Task objective: Reproduce the records below in their entirety, character for character.

Material provided:
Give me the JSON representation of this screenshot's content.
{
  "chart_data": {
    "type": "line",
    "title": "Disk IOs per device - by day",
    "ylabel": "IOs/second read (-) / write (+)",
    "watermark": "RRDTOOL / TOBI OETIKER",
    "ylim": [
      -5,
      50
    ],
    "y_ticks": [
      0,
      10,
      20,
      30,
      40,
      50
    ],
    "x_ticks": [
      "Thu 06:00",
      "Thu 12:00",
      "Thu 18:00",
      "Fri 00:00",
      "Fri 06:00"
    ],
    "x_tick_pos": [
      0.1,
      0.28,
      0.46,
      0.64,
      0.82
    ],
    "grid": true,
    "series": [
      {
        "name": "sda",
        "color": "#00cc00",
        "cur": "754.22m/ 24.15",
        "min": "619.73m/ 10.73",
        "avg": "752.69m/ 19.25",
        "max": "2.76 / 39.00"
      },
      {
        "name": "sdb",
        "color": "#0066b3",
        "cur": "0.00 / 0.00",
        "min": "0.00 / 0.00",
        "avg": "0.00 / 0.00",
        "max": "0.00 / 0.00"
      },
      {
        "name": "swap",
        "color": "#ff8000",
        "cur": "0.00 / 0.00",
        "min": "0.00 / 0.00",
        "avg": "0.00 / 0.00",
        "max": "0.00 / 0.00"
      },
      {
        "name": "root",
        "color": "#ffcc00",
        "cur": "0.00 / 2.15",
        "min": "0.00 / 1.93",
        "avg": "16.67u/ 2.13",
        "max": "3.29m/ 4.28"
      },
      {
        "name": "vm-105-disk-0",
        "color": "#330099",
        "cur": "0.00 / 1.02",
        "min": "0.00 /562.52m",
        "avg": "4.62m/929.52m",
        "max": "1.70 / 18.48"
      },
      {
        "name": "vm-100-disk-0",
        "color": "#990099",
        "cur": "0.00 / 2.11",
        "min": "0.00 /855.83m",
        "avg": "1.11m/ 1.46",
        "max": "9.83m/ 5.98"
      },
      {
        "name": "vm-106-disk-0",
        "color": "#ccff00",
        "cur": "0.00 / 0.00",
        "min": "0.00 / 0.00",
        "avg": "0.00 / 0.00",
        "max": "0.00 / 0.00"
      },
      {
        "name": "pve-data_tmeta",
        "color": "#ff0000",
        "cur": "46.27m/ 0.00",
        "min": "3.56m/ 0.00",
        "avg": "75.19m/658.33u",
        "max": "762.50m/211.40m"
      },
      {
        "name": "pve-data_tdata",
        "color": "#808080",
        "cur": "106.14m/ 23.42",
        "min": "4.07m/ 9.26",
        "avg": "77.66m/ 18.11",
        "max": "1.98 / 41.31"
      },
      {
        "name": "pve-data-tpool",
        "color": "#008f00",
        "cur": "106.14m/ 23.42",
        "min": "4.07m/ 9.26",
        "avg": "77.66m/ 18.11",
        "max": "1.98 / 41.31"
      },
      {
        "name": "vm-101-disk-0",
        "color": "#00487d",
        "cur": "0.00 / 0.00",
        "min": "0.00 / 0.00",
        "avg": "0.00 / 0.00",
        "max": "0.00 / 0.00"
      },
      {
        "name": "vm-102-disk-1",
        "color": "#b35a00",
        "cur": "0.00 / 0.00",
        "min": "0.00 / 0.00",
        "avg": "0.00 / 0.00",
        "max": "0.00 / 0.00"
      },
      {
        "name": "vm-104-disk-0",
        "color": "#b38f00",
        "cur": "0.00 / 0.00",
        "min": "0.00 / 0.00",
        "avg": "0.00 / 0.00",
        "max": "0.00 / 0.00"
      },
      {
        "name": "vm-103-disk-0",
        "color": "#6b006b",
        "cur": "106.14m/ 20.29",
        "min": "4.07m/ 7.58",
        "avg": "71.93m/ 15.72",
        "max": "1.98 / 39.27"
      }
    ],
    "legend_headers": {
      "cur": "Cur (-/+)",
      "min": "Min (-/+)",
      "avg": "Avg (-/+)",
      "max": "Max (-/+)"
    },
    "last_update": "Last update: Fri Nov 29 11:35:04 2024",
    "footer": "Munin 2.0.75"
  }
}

Worked solution:
Give me the JSON representation of this screenshot's content.
{
  "chart_data": {
    "type": "line",
    "title": "Disk IOs per device - by day",
    "ylabel": "IOs/second read (-) / write (+)",
    "watermark": "RRDTOOL / TOBI OETIKER",
    "ylim": [
      -5,
      50
    ],
    "y_ticks": [
      0,
      10,
      20,
      30,
      40,
      50
    ],
    "x_ticks": [
      "Thu 06:00",
      "Thu 12:00",
      "Thu 18:00",
      "Fri 00:00",
      "Fri 06:00"
    ],
    "x_tick_pos": [
      0.1,
      0.28,
      0.46,
      0.64,
      0.82
    ],
    "grid": true,
    "series": [
      {
        "name": "sda",
        "color": "#00cc00",
        "cur": "754.22m/ 24.15",
        "min": "619.73m/ 10.73",
        "avg": "752.69m/ 19.25",
        "max": "2.76 / 39.00"
      },
      {
        "name": "sdb",
        "color": "#0066b3",
        "cur": "0.00 / 0.00",
        "min": "0.00 / 0.00",
        "avg": "0.00 / 0.00",
        "max": "0.00 / 0.00"
      },
      {
        "name": "swap",
        "color": "#ff8000",
        "cur": "0.00 / 0.00",
        "min": "0.00 / 0.00",
        "avg": "0.00 / 0.00",
        "max": "0.00 / 0.00"
      },
      {
        "name": "root",
        "color": "#ffcc00",
        "cur": "0.00 / 2.15",
        "min": "0.00 / 1.93",
        "avg": "16.67u/ 2.13",
        "max": "3.29m/ 4.28"
      },
      {
        "name": "vm-105-disk-0",
        "color": "#330099",
        "cur": "0.00 / 1.02",
        "min": "0.00 /562.52m",
        "avg": "4.62m/929.52m",
        "max": "1.70 / 18.48"
      },
      {
        "name": "vm-100-disk-0",
        "color": "#990099",
        "cur": "0.00 / 2.11",
        "min": "0.00 /855.83m",
        "avg": "1.11m/ 1.46",
        "max": "9.83m/ 5.98"
      },
      {
        "name": "vm-106-disk-0",
        "color": "#ccff00",
        "cur": "0.00 / 0.00",
        "min": "0.00 / 0.00",
        "avg": "0.00 / 0.00",
        "max": "0.00 / 0.00"
      },
      {
        "name": "pve-data_tmeta",
        "color": "#ff0000",
        "cur": "46.27m/ 0.00",
        "min": "3.56m/ 0.00",
        "avg": "75.19m/658.33u",
        "max": "762.50m/211.40m"
      },
      {
        "name": "pve-data_tdata",
        "color": "#808080",
        "cur": "106.14m/ 23.42",
        "min": "4.07m/ 9.26",
        "avg": "77.66m/ 18.11",
        "max": "1.98 / 41.31"
      },
      {
        "name": "pve-data-tpool",
        "color": "#008f00",
        "cur": "106.14m/ 23.42",
        "min": "4.07m/ 9.26",
        "avg": "77.66m/ 18.11",
        "max": "1.98 / 41.31"
      },
      {
        "name": "vm-101-disk-0",
        "color": "#00487d",
        "cur": "0.00 / 0.00",
        "min": "0.00 / 0.00",
        "avg": "0.00 / 0.00",
        "max": "0.00 / 0.00"
      },
      {
        "name": "vm-102-disk-1",
        "color": "#b35a00",
        "cur": "0.00 / 0.00",
        "min": "0.00 / 0.00",
        "avg": "0.00 / 0.00",
        "max": "0.00 / 0.00"
      },
      {
        "name": "vm-104-disk-0",
        "color": "#b38f00",
        "cur": "0.00 / 0.00",
        "min": "0.00 / 0.00",
        "avg": "0.00 / 0.00",
        "max": "0.00 / 0.00"
      },
      {
        "name": "vm-103-disk-0",
        "color": "#6b006b",
        "cur": "106.14m/ 20.29",
        "min": "4.07m/ 7.58",
        "avg": "71.93m/ 15.72",
        "max": "1.98 / 39.27"
      }
    ],
    "legend_headers": {
      "cur": "Cur (-/+)",
      "min": "Min (-/+)",
      "avg": "Avg (-/+)",
      "max": "Max (-/+)"
    },
    "last_update": "Last update: Fri Nov 29 11:35:04 2024",
    "footer": "Munin 2.0.75"
  }
}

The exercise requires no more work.